Task details: Some lines below hold "content". Pick them out and copy them.

Available records:
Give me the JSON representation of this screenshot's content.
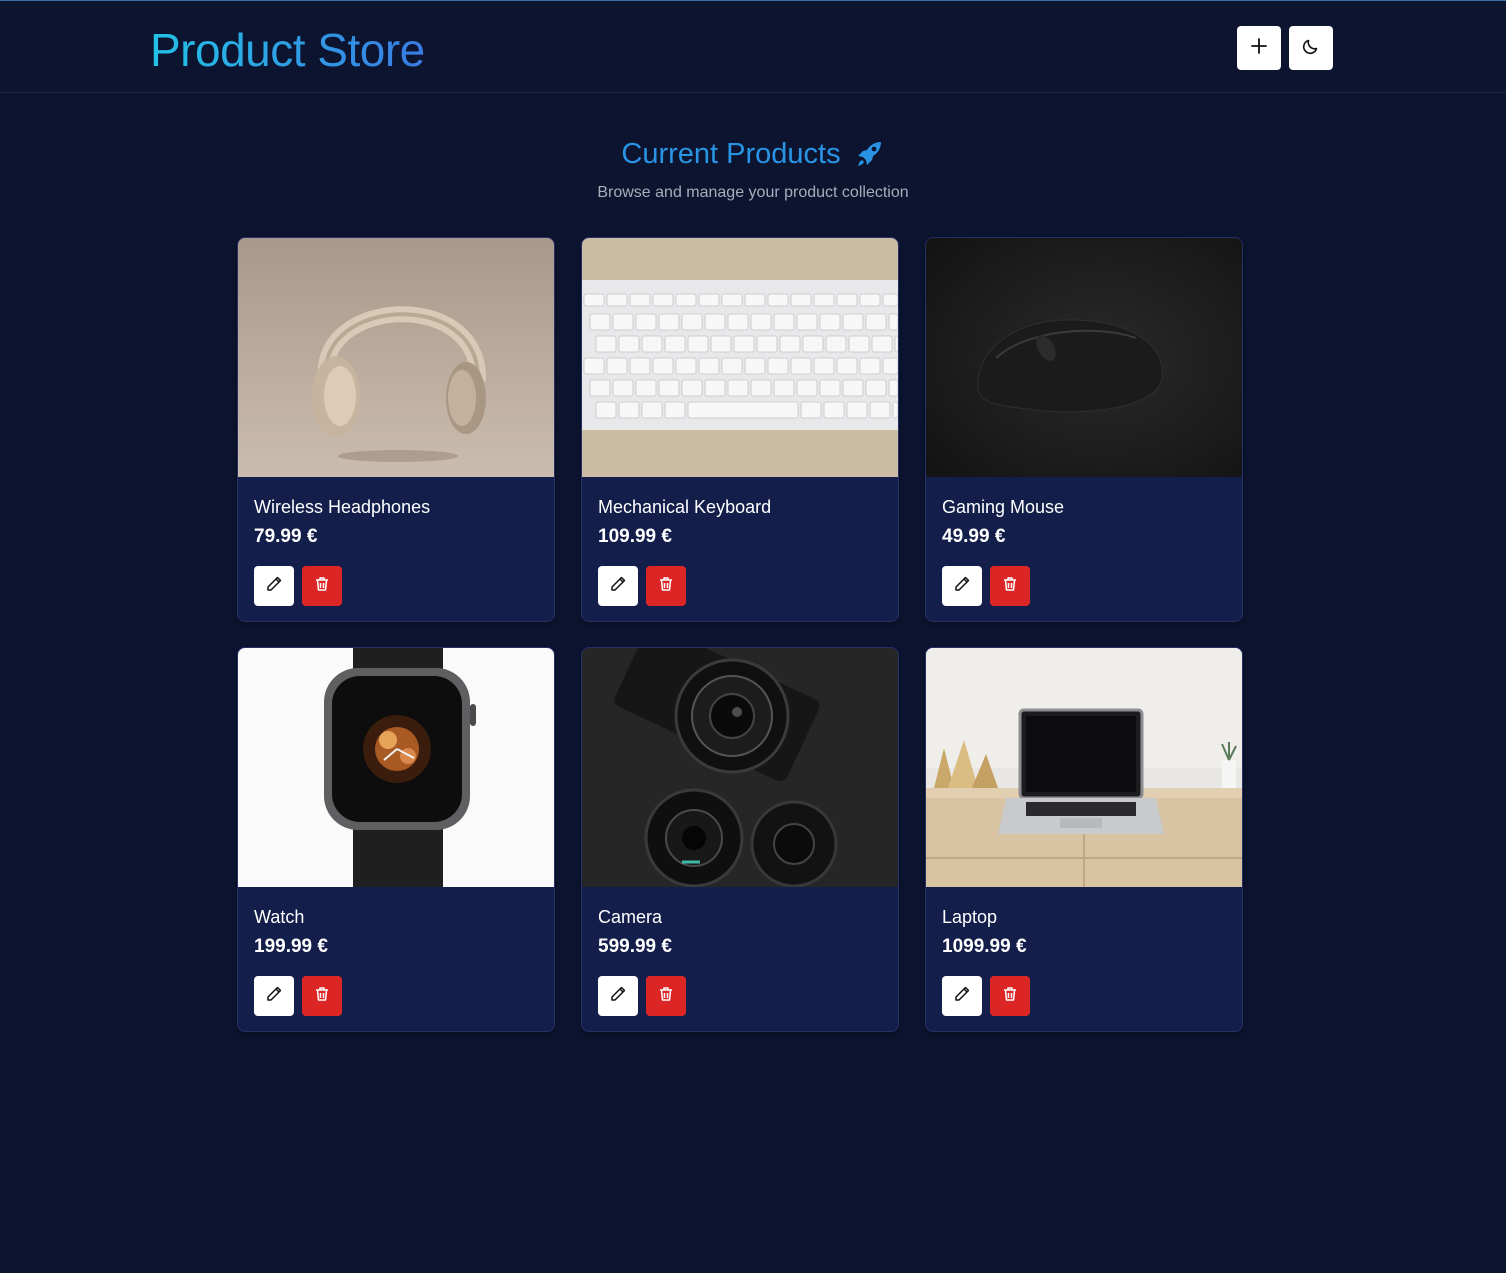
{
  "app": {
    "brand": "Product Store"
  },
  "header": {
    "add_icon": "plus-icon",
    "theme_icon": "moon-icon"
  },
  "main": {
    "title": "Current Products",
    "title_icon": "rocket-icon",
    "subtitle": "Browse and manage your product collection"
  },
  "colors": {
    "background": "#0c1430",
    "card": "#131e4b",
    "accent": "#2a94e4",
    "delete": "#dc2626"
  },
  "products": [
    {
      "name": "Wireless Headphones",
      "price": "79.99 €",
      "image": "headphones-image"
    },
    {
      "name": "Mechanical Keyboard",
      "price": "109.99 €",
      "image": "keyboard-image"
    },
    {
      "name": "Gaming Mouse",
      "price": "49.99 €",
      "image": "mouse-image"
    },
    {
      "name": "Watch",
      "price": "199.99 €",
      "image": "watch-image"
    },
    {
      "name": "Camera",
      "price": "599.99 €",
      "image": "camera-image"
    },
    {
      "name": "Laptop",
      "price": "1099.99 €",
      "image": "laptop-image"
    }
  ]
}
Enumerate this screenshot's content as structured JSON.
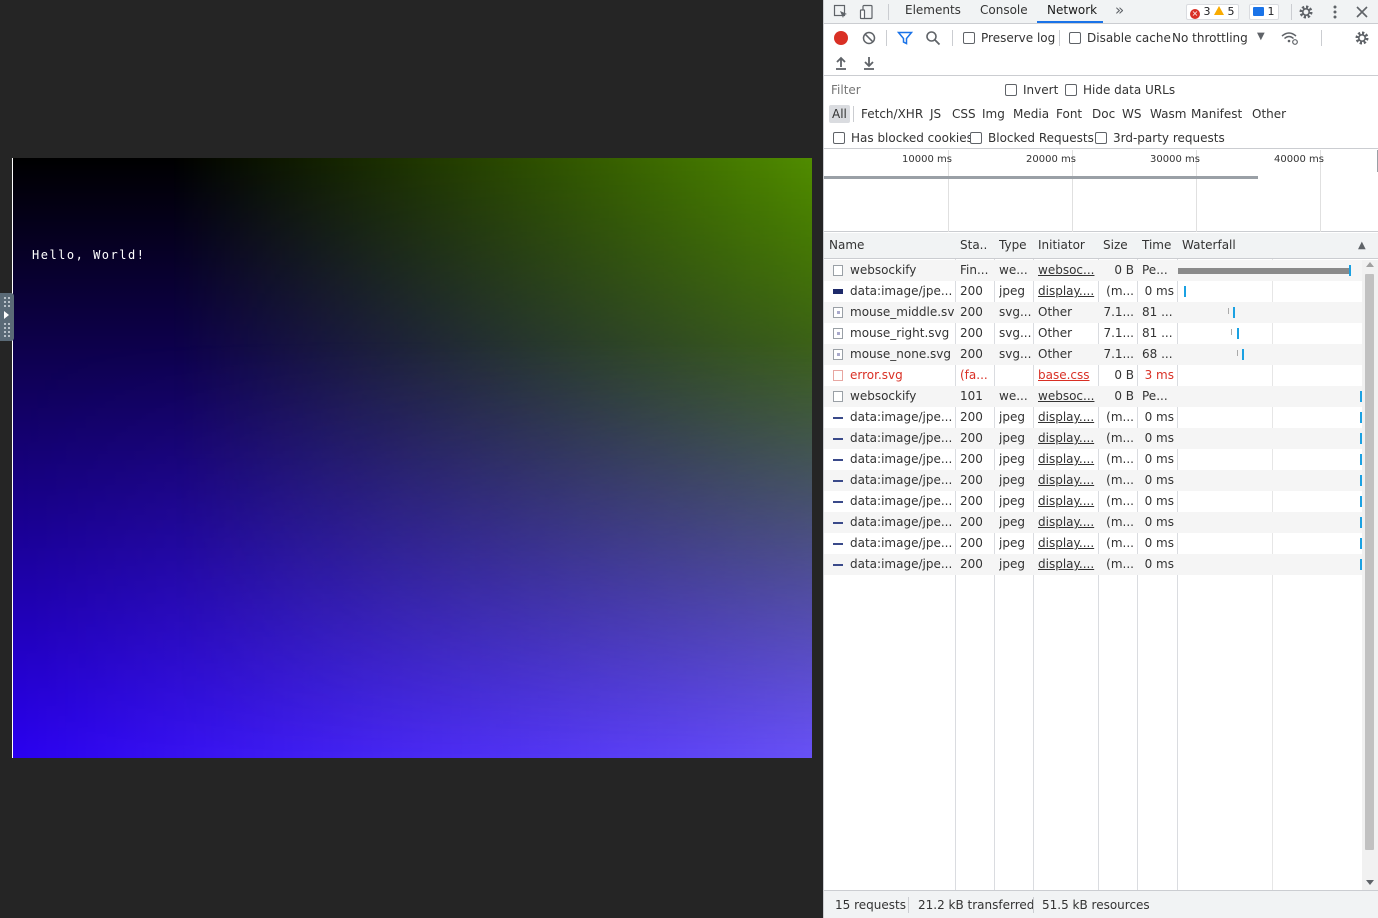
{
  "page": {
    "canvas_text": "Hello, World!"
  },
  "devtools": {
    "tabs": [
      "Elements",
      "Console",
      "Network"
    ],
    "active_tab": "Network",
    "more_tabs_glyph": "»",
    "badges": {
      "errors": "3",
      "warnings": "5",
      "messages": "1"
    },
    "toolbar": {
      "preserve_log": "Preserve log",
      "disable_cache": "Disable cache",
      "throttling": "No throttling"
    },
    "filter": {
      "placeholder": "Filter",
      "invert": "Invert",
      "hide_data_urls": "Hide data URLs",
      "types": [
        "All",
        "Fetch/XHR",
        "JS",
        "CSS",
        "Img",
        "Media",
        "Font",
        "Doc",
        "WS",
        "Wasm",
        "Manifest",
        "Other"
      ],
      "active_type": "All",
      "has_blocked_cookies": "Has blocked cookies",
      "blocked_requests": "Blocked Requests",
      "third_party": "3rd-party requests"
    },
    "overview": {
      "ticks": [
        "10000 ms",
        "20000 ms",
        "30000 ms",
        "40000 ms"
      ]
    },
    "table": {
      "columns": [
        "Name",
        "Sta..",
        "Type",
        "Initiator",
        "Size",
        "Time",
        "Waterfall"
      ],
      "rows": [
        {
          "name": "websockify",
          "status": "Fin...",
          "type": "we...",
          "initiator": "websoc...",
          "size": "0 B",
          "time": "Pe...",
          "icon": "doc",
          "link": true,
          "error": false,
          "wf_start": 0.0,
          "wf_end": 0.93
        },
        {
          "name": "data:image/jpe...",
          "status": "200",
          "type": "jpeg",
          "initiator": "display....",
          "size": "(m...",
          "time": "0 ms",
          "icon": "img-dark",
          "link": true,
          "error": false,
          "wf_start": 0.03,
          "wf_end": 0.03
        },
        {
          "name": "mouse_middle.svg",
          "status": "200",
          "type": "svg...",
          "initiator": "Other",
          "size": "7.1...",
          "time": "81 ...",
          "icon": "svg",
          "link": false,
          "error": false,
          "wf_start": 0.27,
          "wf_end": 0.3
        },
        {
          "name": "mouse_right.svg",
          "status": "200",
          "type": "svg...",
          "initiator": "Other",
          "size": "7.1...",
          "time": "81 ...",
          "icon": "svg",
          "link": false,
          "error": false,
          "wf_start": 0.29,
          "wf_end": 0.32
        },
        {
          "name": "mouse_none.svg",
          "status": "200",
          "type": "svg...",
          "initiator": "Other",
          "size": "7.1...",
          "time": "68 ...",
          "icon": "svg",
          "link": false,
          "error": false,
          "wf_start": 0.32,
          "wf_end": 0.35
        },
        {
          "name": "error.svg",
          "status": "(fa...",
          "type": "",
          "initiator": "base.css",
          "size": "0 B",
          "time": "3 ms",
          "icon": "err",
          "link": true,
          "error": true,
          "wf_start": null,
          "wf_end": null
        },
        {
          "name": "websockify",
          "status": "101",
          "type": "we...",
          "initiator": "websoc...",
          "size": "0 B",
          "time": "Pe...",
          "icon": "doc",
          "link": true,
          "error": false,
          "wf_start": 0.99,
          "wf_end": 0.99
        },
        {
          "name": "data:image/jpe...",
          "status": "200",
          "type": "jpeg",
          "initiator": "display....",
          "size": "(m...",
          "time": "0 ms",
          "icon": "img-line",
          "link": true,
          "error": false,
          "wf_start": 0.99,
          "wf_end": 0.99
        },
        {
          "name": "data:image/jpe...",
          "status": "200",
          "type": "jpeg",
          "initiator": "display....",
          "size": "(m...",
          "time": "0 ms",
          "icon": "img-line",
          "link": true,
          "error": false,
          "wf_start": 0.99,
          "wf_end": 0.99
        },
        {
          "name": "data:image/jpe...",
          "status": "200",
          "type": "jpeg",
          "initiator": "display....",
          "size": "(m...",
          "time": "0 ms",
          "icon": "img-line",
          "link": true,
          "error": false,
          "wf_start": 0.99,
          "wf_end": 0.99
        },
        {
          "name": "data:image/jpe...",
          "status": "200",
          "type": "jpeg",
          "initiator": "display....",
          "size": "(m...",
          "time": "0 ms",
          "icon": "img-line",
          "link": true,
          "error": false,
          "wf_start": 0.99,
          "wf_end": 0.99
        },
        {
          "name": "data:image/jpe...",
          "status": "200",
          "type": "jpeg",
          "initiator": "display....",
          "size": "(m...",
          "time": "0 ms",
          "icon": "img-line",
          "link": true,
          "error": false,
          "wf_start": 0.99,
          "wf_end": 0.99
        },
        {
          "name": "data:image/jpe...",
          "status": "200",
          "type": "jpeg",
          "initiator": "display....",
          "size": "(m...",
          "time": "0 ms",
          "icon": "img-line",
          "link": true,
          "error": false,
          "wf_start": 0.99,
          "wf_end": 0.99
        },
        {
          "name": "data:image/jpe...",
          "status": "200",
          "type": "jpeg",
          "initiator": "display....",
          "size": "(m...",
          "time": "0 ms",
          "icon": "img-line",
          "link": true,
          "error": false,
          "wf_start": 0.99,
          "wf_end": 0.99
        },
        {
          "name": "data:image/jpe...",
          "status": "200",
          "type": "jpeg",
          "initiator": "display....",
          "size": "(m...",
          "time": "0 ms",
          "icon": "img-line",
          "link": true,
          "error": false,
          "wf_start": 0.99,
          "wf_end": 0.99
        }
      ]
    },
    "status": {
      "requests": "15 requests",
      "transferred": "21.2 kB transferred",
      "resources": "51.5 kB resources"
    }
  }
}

Solved exercise:
Give me the JSON representation of this screenshot's content.
Enumerate this screenshot's content as structured JSON.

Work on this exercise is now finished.